In impaired splenic function caused by conditions such as sickle cell, HIV, splenic infarct, malignancy, or splenectomy, risk of infection with encapsulated organisms and influenza increases.24,25 Fevers are particularly concerning in these patients because progression to sepsis occurs more rapidly compared with individuals who have functioning spleens. Febrile patients with impaired splenic function should receive empiric antibiotic therapy. Daily antibiotic prophylaxis is indicated for one to two years after splenectomy, before respiratory tract procedures, and in any asplenic patient who has developed sepsis.
Oral penicillin twice daily is typically used for antibiotic therapy after splenectomy and before procedures (levofloxacin [Levaquin] can be used in penicillin-allergic patients). If an asplenic patient develops a fever but does not appear ill, immediate administration of ceftriaxone (Rocephin) is recommended. Patients who appear ill or who have laboratory results consistent with infection should be treated with cefepime and vancomycin (adults). Asplenic patients should be prescribed an emergency oral dose of antibiotics to take in the case of a fever if they are unable to get to a medical facility that can administer intravenous antibiotics within two hours. Amoxicillin or levofloxacin (if penicillin allergic) are the preferred agents.25
Vaccination against Streptococcus pneumoniae, Neisseria meningitidis, Haemophilus influenzae type b, and influenza virus lowers the risk of infections.24 A dose of 13-valent pneumococcal conjugate vaccine followed by 23-valent pneumococcal polysaccharide (PPSV23) vaccine eight weeks later, H. influenzae type b conjugate vaccination, and MenACWY should be given at least two weeks before planned splenectomy if the patient has not been previously vaccinated with an age-appropriate regimen. Booster doses of PPSV23 and MenACWY will be needed (see https://www.cdc.gov/vaccines/schedules/hcp/imz/adult.html for more information). If the splenectomy was emergent, see https://www.cdc.gov/vaccines/adults/rec-vac/health-conditions/asplenia.html for the vaccine schedule. All patients with functional asplenia should receive the inactivated flu vaccine yearly.
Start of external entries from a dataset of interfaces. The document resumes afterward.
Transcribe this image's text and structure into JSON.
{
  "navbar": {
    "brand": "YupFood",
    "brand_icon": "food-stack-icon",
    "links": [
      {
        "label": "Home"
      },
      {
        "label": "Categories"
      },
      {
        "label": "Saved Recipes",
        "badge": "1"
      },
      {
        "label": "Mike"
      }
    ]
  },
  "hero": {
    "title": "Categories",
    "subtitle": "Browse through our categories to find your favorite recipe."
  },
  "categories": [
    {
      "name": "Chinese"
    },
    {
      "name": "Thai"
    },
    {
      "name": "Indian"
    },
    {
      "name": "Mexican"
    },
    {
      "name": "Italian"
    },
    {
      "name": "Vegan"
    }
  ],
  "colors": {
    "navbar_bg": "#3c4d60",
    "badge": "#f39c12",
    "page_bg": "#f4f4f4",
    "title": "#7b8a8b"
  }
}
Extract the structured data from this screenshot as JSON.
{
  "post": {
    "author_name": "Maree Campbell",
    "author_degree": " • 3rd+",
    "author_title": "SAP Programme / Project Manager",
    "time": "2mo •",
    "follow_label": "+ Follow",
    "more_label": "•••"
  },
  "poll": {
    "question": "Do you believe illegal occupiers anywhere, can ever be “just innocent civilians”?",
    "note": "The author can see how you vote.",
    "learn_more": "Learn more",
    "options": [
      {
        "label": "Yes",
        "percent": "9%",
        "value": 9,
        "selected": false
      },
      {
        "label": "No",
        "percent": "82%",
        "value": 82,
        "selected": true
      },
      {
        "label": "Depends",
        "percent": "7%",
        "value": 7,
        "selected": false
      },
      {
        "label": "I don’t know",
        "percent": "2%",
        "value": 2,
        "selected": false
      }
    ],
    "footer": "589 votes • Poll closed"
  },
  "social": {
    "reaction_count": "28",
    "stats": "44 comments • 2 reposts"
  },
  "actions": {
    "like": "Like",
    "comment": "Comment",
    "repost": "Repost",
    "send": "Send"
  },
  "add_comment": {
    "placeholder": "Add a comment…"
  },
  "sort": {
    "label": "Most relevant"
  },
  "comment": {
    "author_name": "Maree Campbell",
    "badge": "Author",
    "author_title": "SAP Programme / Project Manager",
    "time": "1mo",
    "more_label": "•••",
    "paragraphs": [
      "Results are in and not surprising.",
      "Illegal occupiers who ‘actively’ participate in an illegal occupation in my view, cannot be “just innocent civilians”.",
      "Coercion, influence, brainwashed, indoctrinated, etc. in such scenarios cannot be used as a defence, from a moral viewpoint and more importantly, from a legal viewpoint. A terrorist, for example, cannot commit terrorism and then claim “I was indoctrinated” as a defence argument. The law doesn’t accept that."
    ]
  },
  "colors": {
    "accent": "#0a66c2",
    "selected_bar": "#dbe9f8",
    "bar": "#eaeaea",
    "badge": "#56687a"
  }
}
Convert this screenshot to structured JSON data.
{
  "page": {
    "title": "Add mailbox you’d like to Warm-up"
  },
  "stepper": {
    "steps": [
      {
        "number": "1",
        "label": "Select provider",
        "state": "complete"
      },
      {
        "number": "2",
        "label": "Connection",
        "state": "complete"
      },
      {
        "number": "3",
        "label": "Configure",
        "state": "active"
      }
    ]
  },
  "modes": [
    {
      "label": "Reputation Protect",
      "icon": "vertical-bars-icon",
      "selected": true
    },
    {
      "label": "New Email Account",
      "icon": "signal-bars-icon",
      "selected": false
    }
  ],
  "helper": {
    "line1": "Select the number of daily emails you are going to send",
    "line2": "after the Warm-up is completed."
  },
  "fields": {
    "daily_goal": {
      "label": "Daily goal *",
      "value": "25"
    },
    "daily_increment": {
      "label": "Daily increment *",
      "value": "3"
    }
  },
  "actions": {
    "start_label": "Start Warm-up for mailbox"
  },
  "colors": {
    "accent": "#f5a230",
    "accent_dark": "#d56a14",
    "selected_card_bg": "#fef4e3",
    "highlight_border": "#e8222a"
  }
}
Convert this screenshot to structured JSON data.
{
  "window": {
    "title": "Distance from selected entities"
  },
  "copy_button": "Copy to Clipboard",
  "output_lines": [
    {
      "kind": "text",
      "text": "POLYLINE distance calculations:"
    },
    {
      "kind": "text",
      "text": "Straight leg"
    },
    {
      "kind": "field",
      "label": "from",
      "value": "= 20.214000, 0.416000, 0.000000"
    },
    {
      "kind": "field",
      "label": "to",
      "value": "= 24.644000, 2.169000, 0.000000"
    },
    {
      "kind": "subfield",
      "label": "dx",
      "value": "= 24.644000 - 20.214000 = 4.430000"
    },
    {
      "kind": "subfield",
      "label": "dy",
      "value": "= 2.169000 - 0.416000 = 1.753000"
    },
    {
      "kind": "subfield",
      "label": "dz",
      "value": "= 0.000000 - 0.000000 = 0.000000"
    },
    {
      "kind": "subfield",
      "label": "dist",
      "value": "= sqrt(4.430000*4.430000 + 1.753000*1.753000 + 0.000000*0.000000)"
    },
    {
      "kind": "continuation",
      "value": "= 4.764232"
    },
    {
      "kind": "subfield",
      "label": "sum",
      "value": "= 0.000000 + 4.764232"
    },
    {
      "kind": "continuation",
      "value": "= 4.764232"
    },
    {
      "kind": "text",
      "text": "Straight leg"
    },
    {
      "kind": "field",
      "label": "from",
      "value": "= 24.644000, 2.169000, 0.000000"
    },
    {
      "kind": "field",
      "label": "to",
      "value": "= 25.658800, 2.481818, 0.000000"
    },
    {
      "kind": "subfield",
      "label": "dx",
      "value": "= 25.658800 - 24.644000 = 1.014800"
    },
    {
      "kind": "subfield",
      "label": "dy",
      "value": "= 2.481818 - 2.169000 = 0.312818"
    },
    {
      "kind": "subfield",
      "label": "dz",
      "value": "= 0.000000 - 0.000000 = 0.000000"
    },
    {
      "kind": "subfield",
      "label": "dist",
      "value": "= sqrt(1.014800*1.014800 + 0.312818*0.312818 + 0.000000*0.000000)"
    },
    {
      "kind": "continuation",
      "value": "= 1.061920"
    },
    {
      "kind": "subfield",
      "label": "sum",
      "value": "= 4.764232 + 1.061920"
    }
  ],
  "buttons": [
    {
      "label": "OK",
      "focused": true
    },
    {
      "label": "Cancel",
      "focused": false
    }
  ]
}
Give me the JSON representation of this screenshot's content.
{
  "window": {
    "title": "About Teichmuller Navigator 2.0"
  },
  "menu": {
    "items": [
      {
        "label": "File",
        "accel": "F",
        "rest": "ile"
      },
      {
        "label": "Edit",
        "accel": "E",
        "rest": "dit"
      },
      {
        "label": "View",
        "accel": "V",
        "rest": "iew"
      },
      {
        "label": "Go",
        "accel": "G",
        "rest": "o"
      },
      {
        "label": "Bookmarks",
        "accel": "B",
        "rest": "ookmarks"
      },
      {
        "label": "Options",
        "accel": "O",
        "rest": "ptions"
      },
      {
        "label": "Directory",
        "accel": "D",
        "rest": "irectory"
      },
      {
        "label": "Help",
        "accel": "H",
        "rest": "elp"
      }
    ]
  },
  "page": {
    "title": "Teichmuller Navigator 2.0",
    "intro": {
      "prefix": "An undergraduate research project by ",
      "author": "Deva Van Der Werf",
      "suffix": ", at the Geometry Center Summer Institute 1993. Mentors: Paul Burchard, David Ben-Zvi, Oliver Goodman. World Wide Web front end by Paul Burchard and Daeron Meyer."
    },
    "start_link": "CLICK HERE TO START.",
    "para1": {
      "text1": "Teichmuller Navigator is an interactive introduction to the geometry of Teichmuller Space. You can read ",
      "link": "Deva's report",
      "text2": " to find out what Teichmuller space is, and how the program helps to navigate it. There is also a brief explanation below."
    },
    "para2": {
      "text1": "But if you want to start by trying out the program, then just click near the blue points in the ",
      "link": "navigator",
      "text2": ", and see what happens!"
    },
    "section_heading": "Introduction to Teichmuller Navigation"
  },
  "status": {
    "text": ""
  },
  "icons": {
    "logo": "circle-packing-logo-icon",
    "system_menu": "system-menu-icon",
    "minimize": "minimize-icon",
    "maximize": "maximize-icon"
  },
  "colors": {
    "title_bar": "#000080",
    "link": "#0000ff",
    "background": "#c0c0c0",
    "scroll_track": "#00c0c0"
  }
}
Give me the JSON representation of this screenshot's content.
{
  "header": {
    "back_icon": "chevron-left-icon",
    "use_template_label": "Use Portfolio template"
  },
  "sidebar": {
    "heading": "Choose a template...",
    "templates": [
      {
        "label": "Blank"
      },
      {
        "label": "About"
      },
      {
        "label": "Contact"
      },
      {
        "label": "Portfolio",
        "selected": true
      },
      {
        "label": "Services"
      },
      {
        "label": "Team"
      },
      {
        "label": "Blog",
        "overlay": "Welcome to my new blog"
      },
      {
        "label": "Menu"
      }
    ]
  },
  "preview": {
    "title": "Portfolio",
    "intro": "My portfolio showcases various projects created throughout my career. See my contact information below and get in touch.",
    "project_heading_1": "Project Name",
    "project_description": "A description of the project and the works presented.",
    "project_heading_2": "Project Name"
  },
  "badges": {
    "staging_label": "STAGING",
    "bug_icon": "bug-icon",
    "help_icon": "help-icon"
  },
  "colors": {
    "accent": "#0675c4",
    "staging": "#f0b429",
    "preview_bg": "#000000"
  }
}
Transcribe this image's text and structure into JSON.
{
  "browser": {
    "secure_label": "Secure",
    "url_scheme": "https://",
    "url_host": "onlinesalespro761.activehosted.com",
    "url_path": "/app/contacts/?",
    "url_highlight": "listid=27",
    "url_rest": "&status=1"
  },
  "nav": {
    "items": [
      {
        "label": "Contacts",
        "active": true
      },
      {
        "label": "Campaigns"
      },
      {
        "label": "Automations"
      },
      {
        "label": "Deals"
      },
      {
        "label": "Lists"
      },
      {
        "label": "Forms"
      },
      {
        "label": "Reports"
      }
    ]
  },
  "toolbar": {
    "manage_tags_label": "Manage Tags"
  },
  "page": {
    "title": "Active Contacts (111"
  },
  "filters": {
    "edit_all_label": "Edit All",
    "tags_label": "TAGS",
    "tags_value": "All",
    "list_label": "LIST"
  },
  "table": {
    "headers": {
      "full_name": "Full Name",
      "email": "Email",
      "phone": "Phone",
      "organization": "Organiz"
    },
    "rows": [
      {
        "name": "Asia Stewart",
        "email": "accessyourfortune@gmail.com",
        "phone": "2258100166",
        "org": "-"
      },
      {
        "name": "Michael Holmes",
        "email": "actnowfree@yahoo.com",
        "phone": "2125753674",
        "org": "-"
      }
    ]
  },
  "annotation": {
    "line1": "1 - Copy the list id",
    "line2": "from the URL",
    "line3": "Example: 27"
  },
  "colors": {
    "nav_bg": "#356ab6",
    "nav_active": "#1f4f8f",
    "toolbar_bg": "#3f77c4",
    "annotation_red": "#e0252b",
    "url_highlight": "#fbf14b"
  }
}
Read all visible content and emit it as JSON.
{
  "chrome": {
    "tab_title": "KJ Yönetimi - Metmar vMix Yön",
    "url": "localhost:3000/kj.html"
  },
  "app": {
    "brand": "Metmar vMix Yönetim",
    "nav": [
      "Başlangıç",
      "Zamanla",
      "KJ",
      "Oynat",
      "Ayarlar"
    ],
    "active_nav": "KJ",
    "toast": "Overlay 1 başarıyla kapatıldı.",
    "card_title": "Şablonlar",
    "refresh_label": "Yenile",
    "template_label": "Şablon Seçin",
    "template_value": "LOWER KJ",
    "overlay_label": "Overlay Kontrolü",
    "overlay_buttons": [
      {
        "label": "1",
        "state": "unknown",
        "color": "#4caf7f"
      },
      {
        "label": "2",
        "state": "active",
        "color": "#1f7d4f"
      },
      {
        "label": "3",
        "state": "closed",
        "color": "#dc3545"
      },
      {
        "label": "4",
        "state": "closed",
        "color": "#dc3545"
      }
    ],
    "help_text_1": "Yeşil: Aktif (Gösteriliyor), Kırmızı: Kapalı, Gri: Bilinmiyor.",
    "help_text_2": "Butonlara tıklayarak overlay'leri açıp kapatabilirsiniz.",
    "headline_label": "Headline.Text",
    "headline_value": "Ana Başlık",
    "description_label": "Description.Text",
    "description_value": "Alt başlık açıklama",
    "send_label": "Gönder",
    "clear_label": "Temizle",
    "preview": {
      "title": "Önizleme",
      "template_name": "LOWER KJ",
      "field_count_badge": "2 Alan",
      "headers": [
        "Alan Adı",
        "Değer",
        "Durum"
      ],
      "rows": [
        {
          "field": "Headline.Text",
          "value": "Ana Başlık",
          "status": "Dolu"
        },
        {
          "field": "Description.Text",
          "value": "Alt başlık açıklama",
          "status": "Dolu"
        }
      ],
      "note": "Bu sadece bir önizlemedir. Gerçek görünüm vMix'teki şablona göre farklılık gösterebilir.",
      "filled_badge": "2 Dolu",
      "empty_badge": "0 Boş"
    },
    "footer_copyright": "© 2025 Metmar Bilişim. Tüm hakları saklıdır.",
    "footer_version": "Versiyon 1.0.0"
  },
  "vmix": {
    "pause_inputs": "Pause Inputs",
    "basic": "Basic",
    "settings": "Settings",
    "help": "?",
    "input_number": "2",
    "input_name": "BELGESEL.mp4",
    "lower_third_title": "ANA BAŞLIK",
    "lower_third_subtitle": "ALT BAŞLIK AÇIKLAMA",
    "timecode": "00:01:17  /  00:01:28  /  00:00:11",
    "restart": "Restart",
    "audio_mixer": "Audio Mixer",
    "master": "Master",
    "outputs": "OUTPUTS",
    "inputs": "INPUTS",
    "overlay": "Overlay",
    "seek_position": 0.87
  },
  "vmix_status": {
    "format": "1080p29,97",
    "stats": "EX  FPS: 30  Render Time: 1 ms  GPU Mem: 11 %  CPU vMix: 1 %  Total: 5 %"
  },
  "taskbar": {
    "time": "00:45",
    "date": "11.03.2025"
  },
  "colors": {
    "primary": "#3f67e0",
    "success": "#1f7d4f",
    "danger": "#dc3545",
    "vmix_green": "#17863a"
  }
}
Acute infections, anemia, and splenic rupture are the most common complications of splenomegaly.2 Any trauma to an enlarged spleen carries the risk of rupture with significant blood loss. Up to one in every 200 cases of infectious mononucleosis is complicated by splenic rupture, highlighting the importance of counseling young and active patients.26 Current recommendations are to restrict contact activity for at least 21 days after symptom onset, regardless of a palpated spleen on examination.26 A small retrospective study of 42 cases shows that a significant number of ruptures occur between days 21 and 31, suggesting that return-to-play guidelines may need to be extended to 31 days.27 It is important to note that splenic rupture has been reported beyond even this cutoff.26,27 For this reason, in cases where splenomegaly was diagnosed at mononucleosis presentation, a follow-up examination after 31 days is suggested to ensure that the spleen is no longer palpable and for return-to-play shared decision-making.27 A risk of atraumatic splenic rupture also occurs in patients with underlying splenic pathology; this occurs most commonly with malignancies and infectious processes.9 Although return-to-play guidelines do not exist for splenomegaly, it would be prudent to recommend avoidance of strenuous activity or participation in contact sports in patients with any spleen pathology, including splenomegaly.
Data Sources: A Search of PubMed was completed using the key terms spleen, splenomegaly, enlarged spleen, and massive splenomegaly. The Cochrane Database of Systematic Reviews and the Essential Evidence Plus summary were also searched. Only references published in English were reviewed. Search dates were 2000 to 2020, with an expansion to 1990 to 2000 for a few additional studies. Search dates: April 2020 through February 2021.